The amount drop from broadcast, according to the survey, is dramatic. About 10 percent of Boomers watch mostly online video and no broadcast television. When you move to Gen X, the amount goes to 20 percent that watch online. Millennials go to a dramatic 34 percent. That means 34 percent of Gen Y watch no broadcast TV and get all their video from online — more than one-third. Where do they get their video from? The survey broke it down to 63 percent from video hosting sites (like YouTube), 44 percent from social media (Facebook, etc.), 29 percent from TV websites and 28 percent from news sites. Most were looking for and watching funny video clips and movies trailers, as well as a smaller groups searching for music videos and news/current events. 

The Pew Research Center nicely put together an online video (see what they did there?) of some of their survey stats.

Broadcast content producers can gain some good insight from these trends if they want to remain competitive in the next decade or so. To market to the curve of younger generations, not only is the place to be online, but the content should involve humor and be more short-form than hour epic. While it's not surprising to see people flock to YouTube and Facebook for videos, it is telling that the No. 3 source of videos are individual networks and providers websites. Looks like all those TV commercials to visit the website for more clips are really starting to pay off. 

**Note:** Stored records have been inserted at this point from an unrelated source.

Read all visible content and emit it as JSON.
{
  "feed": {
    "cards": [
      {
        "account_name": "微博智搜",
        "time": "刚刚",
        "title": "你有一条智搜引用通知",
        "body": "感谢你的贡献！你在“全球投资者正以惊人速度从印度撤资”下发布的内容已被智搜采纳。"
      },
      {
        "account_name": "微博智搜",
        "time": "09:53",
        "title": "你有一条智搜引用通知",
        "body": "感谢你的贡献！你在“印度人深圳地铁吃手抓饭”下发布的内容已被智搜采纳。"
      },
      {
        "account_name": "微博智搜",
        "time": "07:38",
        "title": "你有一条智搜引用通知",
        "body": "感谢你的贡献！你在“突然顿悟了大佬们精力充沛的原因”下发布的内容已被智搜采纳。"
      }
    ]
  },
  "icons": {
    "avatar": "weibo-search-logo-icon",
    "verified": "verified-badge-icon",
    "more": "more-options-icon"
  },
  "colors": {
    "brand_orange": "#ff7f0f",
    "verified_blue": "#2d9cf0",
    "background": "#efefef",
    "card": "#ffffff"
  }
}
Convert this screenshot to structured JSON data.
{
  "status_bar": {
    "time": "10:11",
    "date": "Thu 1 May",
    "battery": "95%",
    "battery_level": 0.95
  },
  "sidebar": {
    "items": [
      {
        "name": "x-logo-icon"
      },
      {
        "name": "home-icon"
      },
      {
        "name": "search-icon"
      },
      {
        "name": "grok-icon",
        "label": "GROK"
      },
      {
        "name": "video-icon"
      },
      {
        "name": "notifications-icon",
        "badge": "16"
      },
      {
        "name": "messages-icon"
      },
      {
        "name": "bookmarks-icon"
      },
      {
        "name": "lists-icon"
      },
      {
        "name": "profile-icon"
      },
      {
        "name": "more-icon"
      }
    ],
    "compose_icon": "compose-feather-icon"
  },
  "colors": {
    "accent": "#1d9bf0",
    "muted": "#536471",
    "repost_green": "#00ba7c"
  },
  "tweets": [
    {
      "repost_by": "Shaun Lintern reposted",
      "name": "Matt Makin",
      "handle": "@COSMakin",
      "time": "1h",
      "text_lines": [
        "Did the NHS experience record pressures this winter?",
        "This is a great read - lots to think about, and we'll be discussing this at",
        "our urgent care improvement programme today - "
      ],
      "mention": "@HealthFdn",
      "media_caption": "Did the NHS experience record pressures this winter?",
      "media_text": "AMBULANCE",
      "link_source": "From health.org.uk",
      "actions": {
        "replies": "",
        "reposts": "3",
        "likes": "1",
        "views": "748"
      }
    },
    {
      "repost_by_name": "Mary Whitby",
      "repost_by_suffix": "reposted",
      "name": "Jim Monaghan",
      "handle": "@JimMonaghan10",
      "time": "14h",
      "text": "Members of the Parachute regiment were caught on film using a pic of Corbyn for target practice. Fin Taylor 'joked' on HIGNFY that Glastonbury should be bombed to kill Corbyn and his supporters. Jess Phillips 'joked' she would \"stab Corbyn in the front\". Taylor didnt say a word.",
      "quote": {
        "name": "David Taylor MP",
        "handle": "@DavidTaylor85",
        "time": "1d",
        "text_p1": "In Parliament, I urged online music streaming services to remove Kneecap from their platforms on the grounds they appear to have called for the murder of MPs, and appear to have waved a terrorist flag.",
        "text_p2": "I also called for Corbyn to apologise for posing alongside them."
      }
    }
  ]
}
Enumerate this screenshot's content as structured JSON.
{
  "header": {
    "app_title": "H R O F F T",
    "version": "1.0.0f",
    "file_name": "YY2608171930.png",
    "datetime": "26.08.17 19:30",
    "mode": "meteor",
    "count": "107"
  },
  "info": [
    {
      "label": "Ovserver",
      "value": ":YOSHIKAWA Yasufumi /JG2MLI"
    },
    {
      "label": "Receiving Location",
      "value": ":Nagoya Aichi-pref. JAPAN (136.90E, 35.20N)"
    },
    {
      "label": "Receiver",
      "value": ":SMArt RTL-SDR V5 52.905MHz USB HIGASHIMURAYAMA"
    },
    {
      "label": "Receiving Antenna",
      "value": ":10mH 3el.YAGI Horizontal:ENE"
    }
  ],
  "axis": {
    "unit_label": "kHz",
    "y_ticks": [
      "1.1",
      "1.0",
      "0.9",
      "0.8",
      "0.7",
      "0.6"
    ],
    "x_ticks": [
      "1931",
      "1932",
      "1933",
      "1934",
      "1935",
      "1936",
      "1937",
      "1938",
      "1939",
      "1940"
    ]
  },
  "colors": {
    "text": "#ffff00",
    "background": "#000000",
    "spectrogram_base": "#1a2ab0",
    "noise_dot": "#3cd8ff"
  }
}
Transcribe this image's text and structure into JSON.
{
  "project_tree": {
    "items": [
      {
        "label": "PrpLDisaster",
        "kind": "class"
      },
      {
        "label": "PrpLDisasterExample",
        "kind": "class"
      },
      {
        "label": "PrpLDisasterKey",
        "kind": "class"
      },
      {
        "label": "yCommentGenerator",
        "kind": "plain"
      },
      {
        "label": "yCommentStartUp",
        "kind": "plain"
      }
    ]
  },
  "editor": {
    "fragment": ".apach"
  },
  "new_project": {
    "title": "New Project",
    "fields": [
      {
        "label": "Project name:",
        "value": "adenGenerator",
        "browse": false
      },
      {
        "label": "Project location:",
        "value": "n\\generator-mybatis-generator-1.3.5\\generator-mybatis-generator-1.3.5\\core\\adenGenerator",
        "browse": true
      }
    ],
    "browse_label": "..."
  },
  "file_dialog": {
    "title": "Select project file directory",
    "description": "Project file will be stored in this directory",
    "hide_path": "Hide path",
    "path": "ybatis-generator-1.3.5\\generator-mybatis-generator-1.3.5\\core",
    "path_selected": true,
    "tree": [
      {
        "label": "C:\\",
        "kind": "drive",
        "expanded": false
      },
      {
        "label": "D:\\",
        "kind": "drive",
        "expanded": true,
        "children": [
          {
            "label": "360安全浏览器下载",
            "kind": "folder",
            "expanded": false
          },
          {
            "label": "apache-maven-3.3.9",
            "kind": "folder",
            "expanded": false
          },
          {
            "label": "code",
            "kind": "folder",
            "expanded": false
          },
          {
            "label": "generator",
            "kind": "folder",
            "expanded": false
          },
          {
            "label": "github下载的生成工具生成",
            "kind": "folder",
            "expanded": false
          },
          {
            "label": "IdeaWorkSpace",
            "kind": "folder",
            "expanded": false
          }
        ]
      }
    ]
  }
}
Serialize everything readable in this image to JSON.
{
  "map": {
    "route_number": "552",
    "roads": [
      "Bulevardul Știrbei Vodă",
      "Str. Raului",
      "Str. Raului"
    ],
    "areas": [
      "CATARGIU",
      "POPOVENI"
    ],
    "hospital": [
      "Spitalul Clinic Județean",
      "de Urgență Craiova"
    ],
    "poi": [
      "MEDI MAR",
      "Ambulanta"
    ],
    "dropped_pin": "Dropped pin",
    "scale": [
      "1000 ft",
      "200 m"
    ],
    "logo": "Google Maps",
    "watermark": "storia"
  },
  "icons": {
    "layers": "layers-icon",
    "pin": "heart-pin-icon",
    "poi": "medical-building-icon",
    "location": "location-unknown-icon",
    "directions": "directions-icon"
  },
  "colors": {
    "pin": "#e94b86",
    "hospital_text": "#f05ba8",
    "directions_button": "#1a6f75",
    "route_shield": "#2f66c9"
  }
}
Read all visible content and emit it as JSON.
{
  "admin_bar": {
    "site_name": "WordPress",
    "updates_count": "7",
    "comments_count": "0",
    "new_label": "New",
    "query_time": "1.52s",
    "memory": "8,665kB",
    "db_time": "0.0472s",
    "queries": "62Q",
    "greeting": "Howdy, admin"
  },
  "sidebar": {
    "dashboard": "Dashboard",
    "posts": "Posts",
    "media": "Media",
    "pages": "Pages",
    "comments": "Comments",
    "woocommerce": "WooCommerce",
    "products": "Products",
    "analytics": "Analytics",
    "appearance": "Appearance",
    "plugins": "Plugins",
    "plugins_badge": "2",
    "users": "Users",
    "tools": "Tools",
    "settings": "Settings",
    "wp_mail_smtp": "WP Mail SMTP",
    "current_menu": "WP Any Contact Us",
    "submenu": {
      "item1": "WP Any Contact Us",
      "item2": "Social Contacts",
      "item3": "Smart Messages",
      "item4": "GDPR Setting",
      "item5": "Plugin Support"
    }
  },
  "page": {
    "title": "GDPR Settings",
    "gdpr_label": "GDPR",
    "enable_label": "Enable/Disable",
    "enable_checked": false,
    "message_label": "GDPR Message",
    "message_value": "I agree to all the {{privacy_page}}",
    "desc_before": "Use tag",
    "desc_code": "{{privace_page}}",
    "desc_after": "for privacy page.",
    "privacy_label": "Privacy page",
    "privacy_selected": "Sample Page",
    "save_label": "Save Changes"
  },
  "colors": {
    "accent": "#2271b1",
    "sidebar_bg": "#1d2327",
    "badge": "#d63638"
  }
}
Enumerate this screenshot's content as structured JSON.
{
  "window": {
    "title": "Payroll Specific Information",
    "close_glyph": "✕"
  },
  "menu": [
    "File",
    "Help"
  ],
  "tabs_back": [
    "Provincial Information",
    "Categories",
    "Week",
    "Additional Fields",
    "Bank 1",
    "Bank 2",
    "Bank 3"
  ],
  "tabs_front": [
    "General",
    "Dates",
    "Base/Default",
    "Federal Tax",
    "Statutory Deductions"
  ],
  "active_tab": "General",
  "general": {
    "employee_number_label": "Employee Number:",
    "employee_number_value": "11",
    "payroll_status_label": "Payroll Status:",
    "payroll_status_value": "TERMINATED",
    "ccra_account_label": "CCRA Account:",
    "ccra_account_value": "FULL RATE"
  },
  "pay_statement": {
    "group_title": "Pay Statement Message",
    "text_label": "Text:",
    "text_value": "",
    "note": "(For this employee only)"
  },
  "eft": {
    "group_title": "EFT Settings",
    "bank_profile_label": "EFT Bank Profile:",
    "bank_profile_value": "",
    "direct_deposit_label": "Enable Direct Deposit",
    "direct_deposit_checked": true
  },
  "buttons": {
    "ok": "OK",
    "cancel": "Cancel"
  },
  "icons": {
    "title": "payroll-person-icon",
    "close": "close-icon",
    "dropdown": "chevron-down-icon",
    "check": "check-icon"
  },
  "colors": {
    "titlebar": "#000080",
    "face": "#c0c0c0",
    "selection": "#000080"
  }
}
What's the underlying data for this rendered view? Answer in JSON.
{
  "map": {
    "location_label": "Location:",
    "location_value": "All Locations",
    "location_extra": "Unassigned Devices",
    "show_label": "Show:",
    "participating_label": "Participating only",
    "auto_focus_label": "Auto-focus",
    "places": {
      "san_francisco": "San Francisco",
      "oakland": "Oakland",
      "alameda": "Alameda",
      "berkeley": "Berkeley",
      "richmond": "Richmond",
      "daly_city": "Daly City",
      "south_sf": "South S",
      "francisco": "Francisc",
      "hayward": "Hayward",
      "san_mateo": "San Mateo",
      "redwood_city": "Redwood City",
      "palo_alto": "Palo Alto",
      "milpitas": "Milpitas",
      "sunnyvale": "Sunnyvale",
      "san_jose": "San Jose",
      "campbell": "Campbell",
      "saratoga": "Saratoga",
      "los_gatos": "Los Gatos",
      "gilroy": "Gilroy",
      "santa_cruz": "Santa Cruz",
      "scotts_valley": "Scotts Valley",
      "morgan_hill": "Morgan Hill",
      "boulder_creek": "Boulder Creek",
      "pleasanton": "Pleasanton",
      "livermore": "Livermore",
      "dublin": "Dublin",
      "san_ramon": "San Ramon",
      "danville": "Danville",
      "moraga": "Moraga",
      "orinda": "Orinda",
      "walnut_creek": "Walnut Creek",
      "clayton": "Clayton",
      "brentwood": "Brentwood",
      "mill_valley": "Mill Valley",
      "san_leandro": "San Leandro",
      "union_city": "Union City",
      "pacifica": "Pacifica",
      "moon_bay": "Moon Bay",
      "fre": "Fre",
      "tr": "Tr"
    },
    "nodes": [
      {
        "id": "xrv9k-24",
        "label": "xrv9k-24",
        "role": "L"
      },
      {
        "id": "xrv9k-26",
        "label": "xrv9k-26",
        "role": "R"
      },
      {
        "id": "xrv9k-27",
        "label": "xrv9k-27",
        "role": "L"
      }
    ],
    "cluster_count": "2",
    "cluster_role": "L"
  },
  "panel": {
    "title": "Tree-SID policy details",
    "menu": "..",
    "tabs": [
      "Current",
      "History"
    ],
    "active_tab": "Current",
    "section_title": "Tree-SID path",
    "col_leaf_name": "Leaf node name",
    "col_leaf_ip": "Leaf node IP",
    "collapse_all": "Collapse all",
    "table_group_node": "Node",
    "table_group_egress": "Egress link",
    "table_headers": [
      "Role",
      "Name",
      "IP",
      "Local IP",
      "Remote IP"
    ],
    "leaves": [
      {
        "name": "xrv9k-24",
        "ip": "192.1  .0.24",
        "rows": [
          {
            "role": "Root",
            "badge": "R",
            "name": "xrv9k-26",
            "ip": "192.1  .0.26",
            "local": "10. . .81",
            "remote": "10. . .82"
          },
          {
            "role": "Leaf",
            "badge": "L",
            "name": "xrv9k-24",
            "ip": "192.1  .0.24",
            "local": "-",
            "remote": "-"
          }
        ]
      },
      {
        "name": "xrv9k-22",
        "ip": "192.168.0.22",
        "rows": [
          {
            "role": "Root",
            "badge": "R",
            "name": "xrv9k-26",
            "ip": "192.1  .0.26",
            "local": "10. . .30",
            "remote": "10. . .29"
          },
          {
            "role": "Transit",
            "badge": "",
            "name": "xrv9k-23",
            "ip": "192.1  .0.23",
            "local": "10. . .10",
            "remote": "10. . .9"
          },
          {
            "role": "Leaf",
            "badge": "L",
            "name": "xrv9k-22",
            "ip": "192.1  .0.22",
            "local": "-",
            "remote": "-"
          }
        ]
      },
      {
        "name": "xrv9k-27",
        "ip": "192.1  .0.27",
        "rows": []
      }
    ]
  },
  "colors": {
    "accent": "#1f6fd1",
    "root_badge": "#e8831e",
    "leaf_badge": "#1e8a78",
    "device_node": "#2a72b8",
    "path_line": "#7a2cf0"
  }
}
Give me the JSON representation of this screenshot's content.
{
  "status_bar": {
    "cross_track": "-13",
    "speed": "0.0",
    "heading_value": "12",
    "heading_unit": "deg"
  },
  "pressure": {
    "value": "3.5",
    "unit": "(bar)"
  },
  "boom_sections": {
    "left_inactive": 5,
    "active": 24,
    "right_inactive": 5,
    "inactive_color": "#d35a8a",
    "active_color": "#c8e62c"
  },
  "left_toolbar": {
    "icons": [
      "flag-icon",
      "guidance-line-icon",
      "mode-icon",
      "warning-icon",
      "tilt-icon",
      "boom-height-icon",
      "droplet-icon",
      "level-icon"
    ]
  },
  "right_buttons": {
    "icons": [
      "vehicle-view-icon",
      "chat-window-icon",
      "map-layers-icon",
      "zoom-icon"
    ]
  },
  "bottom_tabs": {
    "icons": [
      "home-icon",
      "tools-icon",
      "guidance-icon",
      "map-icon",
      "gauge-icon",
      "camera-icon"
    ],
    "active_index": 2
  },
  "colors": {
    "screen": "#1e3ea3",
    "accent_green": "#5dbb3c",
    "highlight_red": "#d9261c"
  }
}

Broadcast TV is clearly here to stay, but it does seem like online video watching is accelerating quickly, especially via specific demographics, so it's worth exploring and expanding into those areas before the next survey comes out.